Climate Action, Student Field Research

Student reflections on attending the UNFCCC/COP

As an Emory student attending the UNFCCC/COP, the experience is multi-faceted. For some, it is a life-changing experience. For others, it affirms their academic and career interest working to continue the important work of addressing climate change. And for others, it gives them an opportunity to present research to an international audience. Whatever the takeaway, students are changed when they return from the experience.

We invite you to learn more about the experience of attending the UNFCCC/COP through the student reflections offered here and through the platforms created by the various delegations:

COP 25 Delegation (2019)

COP 24 Delegation (2018)

COP 23 Delegation (2017)

COP 22 Delegation (2016)

COP 21 Delegation (2015)


By Geoff Martin (G’17), MS in Environmental Sciences

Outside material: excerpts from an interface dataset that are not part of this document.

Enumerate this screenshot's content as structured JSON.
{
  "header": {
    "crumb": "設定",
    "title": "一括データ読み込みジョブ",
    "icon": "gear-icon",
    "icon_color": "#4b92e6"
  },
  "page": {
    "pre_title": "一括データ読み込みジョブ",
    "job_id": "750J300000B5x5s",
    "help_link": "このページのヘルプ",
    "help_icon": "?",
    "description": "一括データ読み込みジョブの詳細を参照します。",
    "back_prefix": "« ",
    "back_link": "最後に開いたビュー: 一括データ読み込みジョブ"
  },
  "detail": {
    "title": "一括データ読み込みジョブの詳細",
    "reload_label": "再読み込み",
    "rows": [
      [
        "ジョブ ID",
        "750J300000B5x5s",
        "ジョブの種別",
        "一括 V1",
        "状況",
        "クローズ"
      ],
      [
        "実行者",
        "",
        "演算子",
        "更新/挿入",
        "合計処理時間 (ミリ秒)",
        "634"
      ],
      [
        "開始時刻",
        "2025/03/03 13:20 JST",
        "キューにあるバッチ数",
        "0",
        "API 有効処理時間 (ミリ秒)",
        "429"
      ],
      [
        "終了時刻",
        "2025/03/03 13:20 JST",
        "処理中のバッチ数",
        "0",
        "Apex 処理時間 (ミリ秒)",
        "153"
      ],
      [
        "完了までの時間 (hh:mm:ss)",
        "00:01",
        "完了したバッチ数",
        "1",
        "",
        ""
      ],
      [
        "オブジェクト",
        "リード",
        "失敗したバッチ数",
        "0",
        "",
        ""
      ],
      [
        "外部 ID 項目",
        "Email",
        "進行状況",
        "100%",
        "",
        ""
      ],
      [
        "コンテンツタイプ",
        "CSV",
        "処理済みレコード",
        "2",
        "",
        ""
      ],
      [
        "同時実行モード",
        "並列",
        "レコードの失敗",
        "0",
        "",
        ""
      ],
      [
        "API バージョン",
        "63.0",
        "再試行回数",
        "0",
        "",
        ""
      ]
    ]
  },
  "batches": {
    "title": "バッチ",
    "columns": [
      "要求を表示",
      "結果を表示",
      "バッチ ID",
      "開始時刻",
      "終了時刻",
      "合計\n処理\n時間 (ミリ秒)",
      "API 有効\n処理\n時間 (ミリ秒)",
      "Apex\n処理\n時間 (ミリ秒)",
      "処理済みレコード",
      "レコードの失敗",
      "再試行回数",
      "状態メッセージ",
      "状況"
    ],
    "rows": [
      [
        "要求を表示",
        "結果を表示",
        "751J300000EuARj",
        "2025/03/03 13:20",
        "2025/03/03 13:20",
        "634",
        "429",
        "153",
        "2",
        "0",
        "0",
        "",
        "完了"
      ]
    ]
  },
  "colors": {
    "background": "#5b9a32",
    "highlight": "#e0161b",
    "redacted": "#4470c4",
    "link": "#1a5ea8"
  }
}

As a graduate student in environmental sciences focused on climate and energy policies, attending COP was a once in a lifetime opportunity to witness firsthand international climate negotiations and hear from experts from around the world. This was not only an incredibly exciting and valuable personal experience, but also strengthened my graduate research and helped me grow professionally. For my graduate research, I evaluated the effectiveness of state-level policies on reducing greenhouse gas emissions from the power sector. At COP I got to hear directly from state regulators about the efforts they were pursuing, the commitments they were making, and how important they viewed state-level action in the fight against climate change. Hearing from these top-level state authorities strengthened and reinforced for me the relevancy of my research in the context of global climate change. Going to COP also forced me to get out of my comfort zone. The COP is an unparalleled networking opportunity, and networking is something that I dread. Yet with more than a few gentle nudges from my advisor, by the end of COP I was connecting with other professionals, and received a number of business cards that proved to be valuable for my research. I also gained experience communicating my research at COP when I got to present at a side event and discuss my preliminary findings with the professionals and academics that visited our booth. Overall, I can confidently say that attending COP22 was the greatest privilege that I had as a graduate student, and is something that other students interested in climate change should have the opportunity to experience in the future.



Emory University COP21 delegates Mae Bowen 16C and Savannah Miller 16C meet primatologist and UN Messenger of Peace Dr. Jane Goodall

Mae Bowen 16C

There is only so much you can learn about the process of negotiating an international agreement from a textbook. Attending the COP expanded my knowledge of the painstaking process of crafting these treaties. My appreciation for this process changed my entire academic and professional trajectory. I’ve always known that I wanted to enter public service and protect the environment, but this invaluable experience convinced me to enter law school on my way to combatting climate change on an international scale. It was truly inspiring to see that 195 nations, despite immeasurable differences, could come together and make progress on an issue which many believe to be impossible to fix. Now, I have hope.


Taylor McNair 16B

COP21 in Paris was undoubtedly the defining experience of my Emory education. The opportunity I received to meet and engage with academics, activists, business leaders, and politicians across the world had a profound impact on my post-graduation plans, and gave me the drive and resources to pursue opportunities in the cleantech industry.